Being An Alien (1/13 Life Lessons)

In 1985 my family moved from Basel in Switzerland where we had spent eight years too Linz in Austria. I was ten years old at the time and it was the first important turning points in my life.

Life in Basel had been very sheltered and inspiring. We lived in a house with people that had quickly become close friends who we spent holidays with and I experienced a lot of dynamic intellectual discourse in any field between natural sciences and politics.

This changed a lot when we moved to Austria. The Austrian culture is dramatically different from the Swiss when experiencing it from the inside. This difference stems from a lack of self-confidence that the entire Austrian society seems to suffer from.

One of the symptoms can be observed in the daily news which was an important element in our family lives. As a final element in each broadcast the presenter highlighted one thing in which Austria was presumably a global leader. Another way the cultural difference expresses is in an unusual subordination towards authority and title which can be felt in anything between going shopping where people with a title attached to their name receive special treatment all the way to the relationship between teachers and students at school.

What I quickly came to learn as a naive ten year old kid with no experience of people judging other people based on their appearance or culture, is that there seems to be a special problem with germans within the Austrian culture. As soon as I opened my mouth to speak, it became evident that I was different. While in theory we all spoke German, the Austrian accent and what I had learned as German seemed to be from two entirely different planets.

As a result I was marked as the outsider, as the weirdo, as the one no-one wanted to play or be with. This was very disturbing to me because up until that point I had never given a second thought to my language. In fact, in Switzerland I hadn’t even been aware of the fact that I spoke differently from my friends. We just were - we played and enjoyed life.

Now I was alone.

This offered me a unique perspective into the group of children I was part of since they were my classmates. I was not part of that group, did not play any role in the social dynamics except when one of the bullies decided to use me as a way to show his dominance as a leader by treating me like scum or beating me up.

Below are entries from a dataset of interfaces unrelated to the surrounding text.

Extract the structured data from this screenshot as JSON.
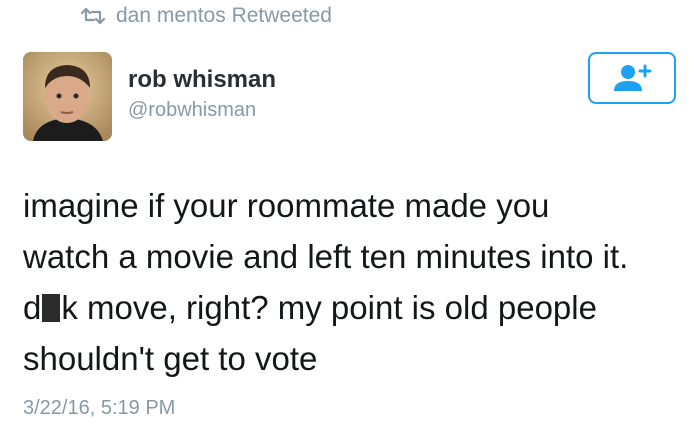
{
  "retweet": {
    "icon": "retweet-icon",
    "label": "dan mentos Retweeted"
  },
  "author": {
    "name": "rob whisman",
    "handle": "@robwhisman",
    "avatar": "avatar"
  },
  "follow_button": {
    "icon": "add-user-icon",
    "accent": "#1da1f2"
  },
  "tweet": {
    "line1": "imagine if your roommate made you",
    "line2": "watch a movie and left ten minutes into it.",
    "line3_start": "d",
    "line3_end": "k move, right? my point is old people",
    "line4": "shouldn't get to vote"
  },
  "timestamp": "3/22/16, 5:19 PM",
  "colors": {
    "muted": "#8899a6",
    "text": "#14171a",
    "accent": "#1da1f2"
  }
}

I could observe how they interacted, how the leaders got into their position as a leader, how they protected that position, how they were challenged, what the benefits and downsides of the position was, etc. - and I could also observe the behaviour inside the rest of the group. In hindsight I was probably in a similar position like an ethnologist on a field trip in hunter gatherer tribe or Jane Goodall with her chimpanzees.

Of course I didn’t see it that way then. Instead, I suffered. A lot. It does not feel good to be made the outsider, to be completely and utterly alone. But then, one summer break I decided to try an experiment. I consciously assimilated myself. I learned how to speak the accent, I practiced the jokes, the slang, the gestures of the leaders - and when it was time to go back to school, I totally changed my position from outsider to leader.

Of course, on the inside I was unchanged. I was the same. It was an experiment that taught me a lot about how humans interact and how easily we humans can be influenced by minor signals like language, style of clothing or hairstyle, skin color or other similar signals.

Experiencing this first hand was the strongest lesson life had handed me at that age. Today I am grateful for it although it was tough at the time.